Surveillance footage of the attack showed the actions of the bystanders were “nothing short of heroic,” said New Zealand Police Superintendent Paul Basham.
“Those that intervened, some of whom became injured themselves, I think have acted selflessly and with great courage to prevent this man from hurting anybody else,” he told reporters.
Violent incidents in the island nation of 5 million people are rare. New Zealand tightened gun laws in 2019, less than 24 hours after an Australian man opened fire at two mosques in Christchurch, New Zealand, and killed 51 worshipers with weapons that included an assault rifle.
Prime Minister Jacinda Ardern said the motivation for Monday’s attack had not been established but police didn’t have any evidence to suggest it was domestic terrorism.
“Such an attack is hugely concerning and I do want to acknowledge the early reports of courageous acts by bystanders who have taken action in order to protect those around them,” Ardern told reporters. “Our thoughts are with all those who have been affected by this attack.”
Five people were taken to hospital after Monday’s incident, including the alleged attacker, who was under police guard. Two of the injured were supermarket workers.
The attack began around 2:30 p.m. local time. Witnesses described a chaotic scene as people began screaming and running toward the exits while others rushed to help.
One witness told local media she believed the attacker was on drugs. Another said a man was having a psychotic episode and used two knives to stab people before being disarmed by people in the store, including staff.
Jenny McDowell said she was doing her supermarket shopping when she heard screaming and swearing.
“I looked up and there was a man stabbing a woman — she had blood around her head,” she told a local television network. “Members of the public came to just restrain him — they were doing everything they could, they were throwing stuff at him. … They were heroes, they really were.”
She said she emptied out her bag thinking she could use it as a tourniquet.
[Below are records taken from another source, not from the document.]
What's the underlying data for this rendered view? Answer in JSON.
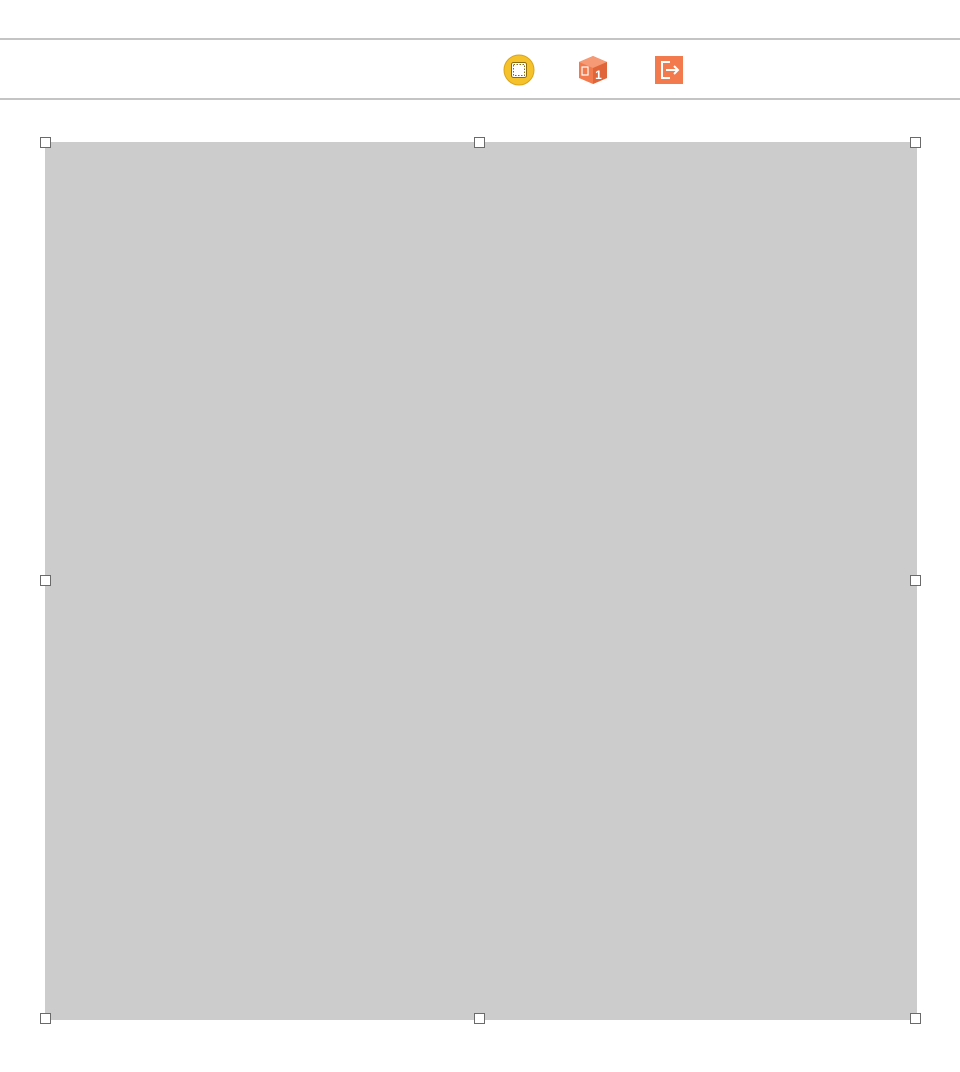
{
  "scene_dock": {
    "items": [
      {
        "icon": "view-controller-icon",
        "color": "#F5C22C"
      },
      {
        "icon": "first-responder-icon",
        "color": "#F27A4C"
      },
      {
        "icon": "exit-icon",
        "color": "#F27A4C"
      }
    ]
  },
  "canvas": {
    "background_color": "#CCCCCC",
    "selected": true
  }
}
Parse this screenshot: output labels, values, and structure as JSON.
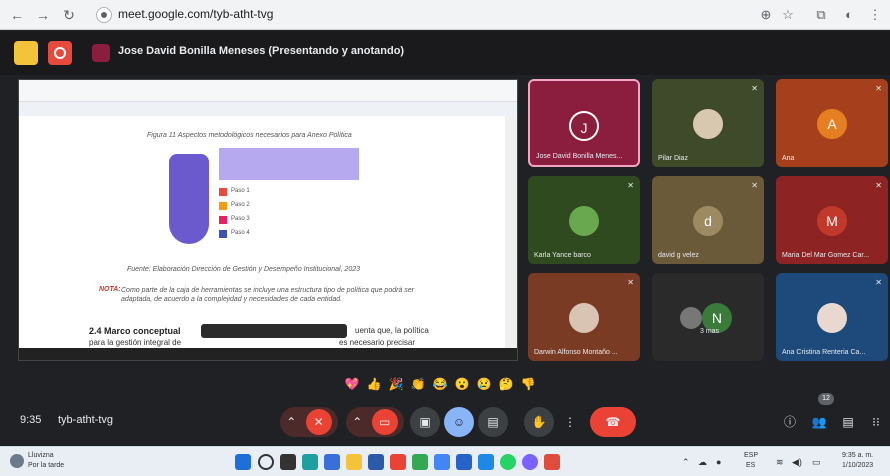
{
  "browser": {
    "url": "meet.google.com/tyb-atht-tvg",
    "nav": {
      "back": "←",
      "forward": "→",
      "reload": "↻"
    },
    "toolbar_icons": [
      "zoom-icon",
      "star-icon",
      "extensions-icon",
      "profile-icon",
      "menu-icon"
    ]
  },
  "presenter": {
    "label": "Jose David Bonilla Meneses (Presentando y anotando)"
  },
  "shared_doc": {
    "figure_caption": "Figura 11 Aspectos metodológicos necesarios para Anexo Política",
    "source_caption": "Fuente: Elaboración Dirección de Gestión y Desempeño Institucional, 2023",
    "nota_label": "NOTA:",
    "nota_text": "Como parte de la caja de herramientas se incluye una estructura tipo de política que podrá ser adaptada, de acuerdo a la complejidad y necesidades de cada entidad.",
    "section_heading": "2.4 Marco conceptual",
    "section_tail": "uenta que, la política",
    "body_line": "para la gestión integral de",
    "body_line_tail": "es necesario precisar",
    "figure_steps": [
      "Paso 1",
      "Paso 2",
      "Paso 3",
      "Paso 4"
    ]
  },
  "tiles": [
    {
      "name": "Jose David Bonilla Menes...",
      "initial": "J",
      "color": "#8b1e3f",
      "kind": "outline"
    },
    {
      "name": "Pilar Diaz",
      "initial": "",
      "color": "#3e4a2a",
      "kind": "photo"
    },
    {
      "name": "Ana",
      "initial": "A",
      "color": "#a53f1c",
      "kind": "avatar"
    },
    {
      "name": "Karla Yance barco",
      "initial": "",
      "color": "#2f4a1e",
      "kind": "photo"
    },
    {
      "name": "david g velez",
      "initial": "d",
      "color": "#6b5a3a",
      "kind": "avatar"
    },
    {
      "name": "Maria Del Mar Gomez Car...",
      "initial": "M",
      "color": "#8e2323",
      "kind": "avatar"
    },
    {
      "name": "Darwin Alfonso Montaño ...",
      "initial": "",
      "color": "#7a3b24",
      "kind": "photo"
    },
    {
      "name": "3 mas",
      "initial": "N",
      "color": "#2a2a2a",
      "kind": "more"
    },
    {
      "name": "Ana Cristina Renteria Ca...",
      "initial": "",
      "color": "#1d4a7a",
      "kind": "photo"
    }
  ],
  "reactions": [
    "💖",
    "👍",
    "🎉",
    "👏",
    "😂",
    "😮",
    "😢",
    "🤔",
    "👎"
  ],
  "controls": {
    "time": "9:35",
    "code": "tyb-atht-tvg",
    "participants_count": "12",
    "buttons": [
      "mic-off",
      "camera-off",
      "present",
      "emoji",
      "captions",
      "raise-hand",
      "more",
      "leave"
    ],
    "colors": {
      "danger": "#ea4335",
      "blue": "#8ab4f8",
      "dark_red": "#4d2a2a"
    }
  },
  "taskbar": {
    "weather_temp": "Lluvizna",
    "weather_sub": "Por la tarde",
    "lang": "ESP",
    "lang_sub": "ES",
    "clock_time": "9:35 a. m.",
    "clock_date": "1/10/2023"
  }
}
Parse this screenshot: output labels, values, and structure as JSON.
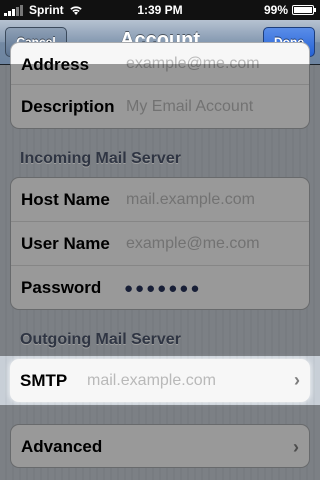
{
  "status": {
    "carrier": "Sprint",
    "time": "1:39 PM",
    "battery": "99%",
    "battery_level": 0.99
  },
  "nav": {
    "cancel_label": "Cancel",
    "title": "Account",
    "done_label": "Done"
  },
  "account_group": {
    "rows": [
      {
        "label": "Address",
        "value": "example@me.com"
      },
      {
        "label": "Description",
        "value": "My Email Account"
      }
    ]
  },
  "incoming": {
    "title": "Incoming Mail Server",
    "rows": [
      {
        "label": "Host Name",
        "value": "mail.example.com"
      },
      {
        "label": "User Name",
        "value": "example@me.com"
      },
      {
        "label": "Password",
        "value": "●●●●●●●"
      }
    ]
  },
  "outgoing": {
    "title": "Outgoing Mail Server",
    "smtp_label": "SMTP",
    "smtp_value": "mail.example.com"
  },
  "advanced_label": "Advanced",
  "icons": [
    "signal-icon",
    "wifi-icon",
    "battery-icon",
    "chevron-right-icon"
  ]
}
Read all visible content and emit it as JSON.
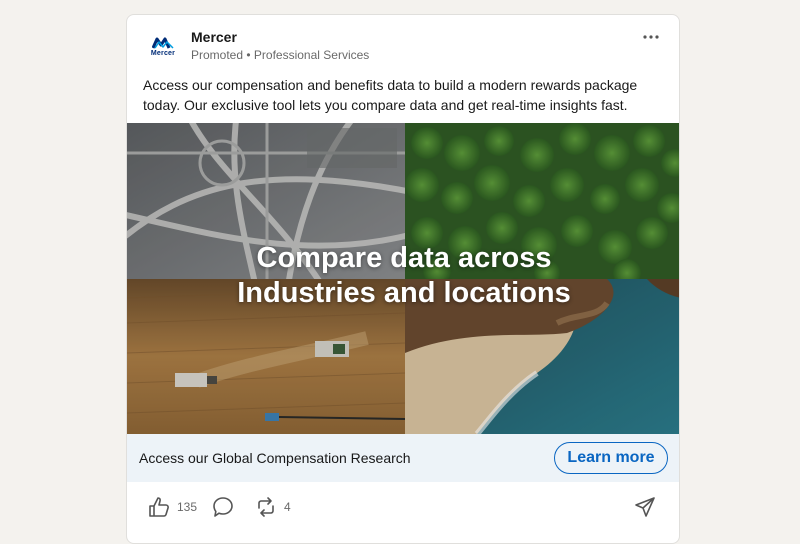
{
  "post": {
    "company": "Mercer",
    "logo_text": "Mercer",
    "meta": "Promoted • Professional Services",
    "body": "Access our compensation and benefits data to build a modern rewards package today. Our exclusive tool lets you compare data and get real-time insights fast.",
    "image_headline_line1": "Compare data across",
    "image_headline_line2": "Industries and locations",
    "cta_title": "Access our Global Compensation Research",
    "cta_button": "Learn more",
    "like_count": "135",
    "repost_count": "4",
    "icons": {
      "more": "more-options-icon",
      "like": "thumbs-up-icon",
      "comment": "comment-icon",
      "repost": "repost-icon",
      "send": "send-icon"
    }
  },
  "colors": {
    "page_bg": "#f4f2ee",
    "card_bg": "#ffffff",
    "cta_bar_bg": "#edf3f8",
    "link_blue": "#0a66c2",
    "brand_navy": "#002c77"
  }
}
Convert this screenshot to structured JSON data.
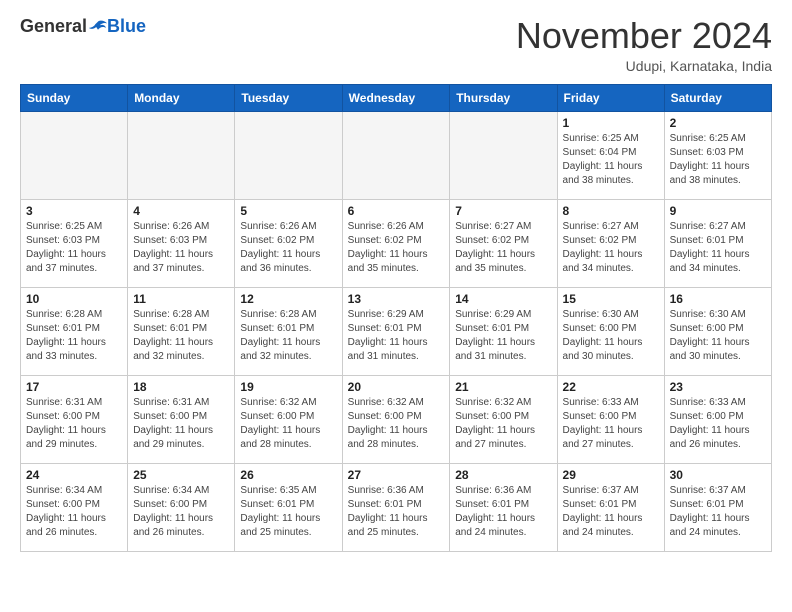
{
  "header": {
    "logo": {
      "general": "General",
      "blue": "Blue"
    },
    "title": "November 2024",
    "location": "Udupi, Karnataka, India"
  },
  "weekdays": [
    "Sunday",
    "Monday",
    "Tuesday",
    "Wednesday",
    "Thursday",
    "Friday",
    "Saturday"
  ],
  "weeks": [
    [
      {
        "day": "",
        "info": ""
      },
      {
        "day": "",
        "info": ""
      },
      {
        "day": "",
        "info": ""
      },
      {
        "day": "",
        "info": ""
      },
      {
        "day": "",
        "info": ""
      },
      {
        "day": "1",
        "info": "Sunrise: 6:25 AM\nSunset: 6:04 PM\nDaylight: 11 hours\nand 38 minutes."
      },
      {
        "day": "2",
        "info": "Sunrise: 6:25 AM\nSunset: 6:03 PM\nDaylight: 11 hours\nand 38 minutes."
      }
    ],
    [
      {
        "day": "3",
        "info": "Sunrise: 6:25 AM\nSunset: 6:03 PM\nDaylight: 11 hours\nand 37 minutes."
      },
      {
        "day": "4",
        "info": "Sunrise: 6:26 AM\nSunset: 6:03 PM\nDaylight: 11 hours\nand 37 minutes."
      },
      {
        "day": "5",
        "info": "Sunrise: 6:26 AM\nSunset: 6:02 PM\nDaylight: 11 hours\nand 36 minutes."
      },
      {
        "day": "6",
        "info": "Sunrise: 6:26 AM\nSunset: 6:02 PM\nDaylight: 11 hours\nand 35 minutes."
      },
      {
        "day": "7",
        "info": "Sunrise: 6:27 AM\nSunset: 6:02 PM\nDaylight: 11 hours\nand 35 minutes."
      },
      {
        "day": "8",
        "info": "Sunrise: 6:27 AM\nSunset: 6:02 PM\nDaylight: 11 hours\nand 34 minutes."
      },
      {
        "day": "9",
        "info": "Sunrise: 6:27 AM\nSunset: 6:01 PM\nDaylight: 11 hours\nand 34 minutes."
      }
    ],
    [
      {
        "day": "10",
        "info": "Sunrise: 6:28 AM\nSunset: 6:01 PM\nDaylight: 11 hours\nand 33 minutes."
      },
      {
        "day": "11",
        "info": "Sunrise: 6:28 AM\nSunset: 6:01 PM\nDaylight: 11 hours\nand 32 minutes."
      },
      {
        "day": "12",
        "info": "Sunrise: 6:28 AM\nSunset: 6:01 PM\nDaylight: 11 hours\nand 32 minutes."
      },
      {
        "day": "13",
        "info": "Sunrise: 6:29 AM\nSunset: 6:01 PM\nDaylight: 11 hours\nand 31 minutes."
      },
      {
        "day": "14",
        "info": "Sunrise: 6:29 AM\nSunset: 6:01 PM\nDaylight: 11 hours\nand 31 minutes."
      },
      {
        "day": "15",
        "info": "Sunrise: 6:30 AM\nSunset: 6:00 PM\nDaylight: 11 hours\nand 30 minutes."
      },
      {
        "day": "16",
        "info": "Sunrise: 6:30 AM\nSunset: 6:00 PM\nDaylight: 11 hours\nand 30 minutes."
      }
    ],
    [
      {
        "day": "17",
        "info": "Sunrise: 6:31 AM\nSunset: 6:00 PM\nDaylight: 11 hours\nand 29 minutes."
      },
      {
        "day": "18",
        "info": "Sunrise: 6:31 AM\nSunset: 6:00 PM\nDaylight: 11 hours\nand 29 minutes."
      },
      {
        "day": "19",
        "info": "Sunrise: 6:32 AM\nSunset: 6:00 PM\nDaylight: 11 hours\nand 28 minutes."
      },
      {
        "day": "20",
        "info": "Sunrise: 6:32 AM\nSunset: 6:00 PM\nDaylight: 11 hours\nand 28 minutes."
      },
      {
        "day": "21",
        "info": "Sunrise: 6:32 AM\nSunset: 6:00 PM\nDaylight: 11 hours\nand 27 minutes."
      },
      {
        "day": "22",
        "info": "Sunrise: 6:33 AM\nSunset: 6:00 PM\nDaylight: 11 hours\nand 27 minutes."
      },
      {
        "day": "23",
        "info": "Sunrise: 6:33 AM\nSunset: 6:00 PM\nDaylight: 11 hours\nand 26 minutes."
      }
    ],
    [
      {
        "day": "24",
        "info": "Sunrise: 6:34 AM\nSunset: 6:00 PM\nDaylight: 11 hours\nand 26 minutes."
      },
      {
        "day": "25",
        "info": "Sunrise: 6:34 AM\nSunset: 6:00 PM\nDaylight: 11 hours\nand 26 minutes."
      },
      {
        "day": "26",
        "info": "Sunrise: 6:35 AM\nSunset: 6:01 PM\nDaylight: 11 hours\nand 25 minutes."
      },
      {
        "day": "27",
        "info": "Sunrise: 6:36 AM\nSunset: 6:01 PM\nDaylight: 11 hours\nand 25 minutes."
      },
      {
        "day": "28",
        "info": "Sunrise: 6:36 AM\nSunset: 6:01 PM\nDaylight: 11 hours\nand 24 minutes."
      },
      {
        "day": "29",
        "info": "Sunrise: 6:37 AM\nSunset: 6:01 PM\nDaylight: 11 hours\nand 24 minutes."
      },
      {
        "day": "30",
        "info": "Sunrise: 6:37 AM\nSunset: 6:01 PM\nDaylight: 11 hours\nand 24 minutes."
      }
    ]
  ]
}
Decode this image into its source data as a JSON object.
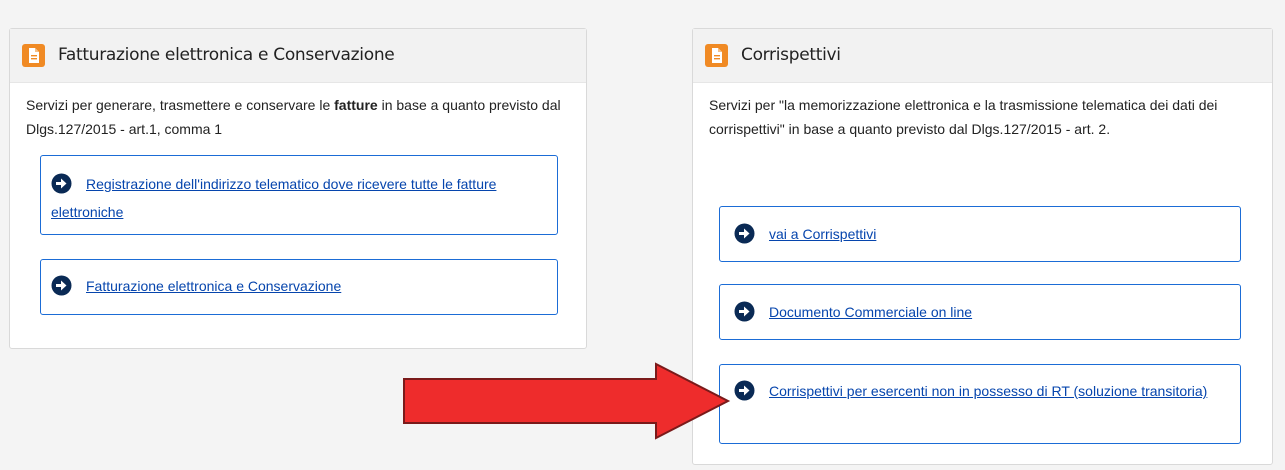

While she did so, a supermarket worker removed his jersey and began applying pressure to the victim’s wound.
Dunedin City Mayor Aaron Hawkins said the incident was hard to comprehend.
“Everyone should feel safe in their place of work, or doing everyday errands like grocery shopping,” he wrote on Twitter. “The chilling thing about this is that it could have been any of us, or our families, at this busy central city location.”
“On the face of what we currently know, we believe this was a random attack,” said Basham, the police superintendent.
In a statement, Countdown supermarkets said they were “shocked and devastated by the events.”
The man was expected to appear in court Tuesday.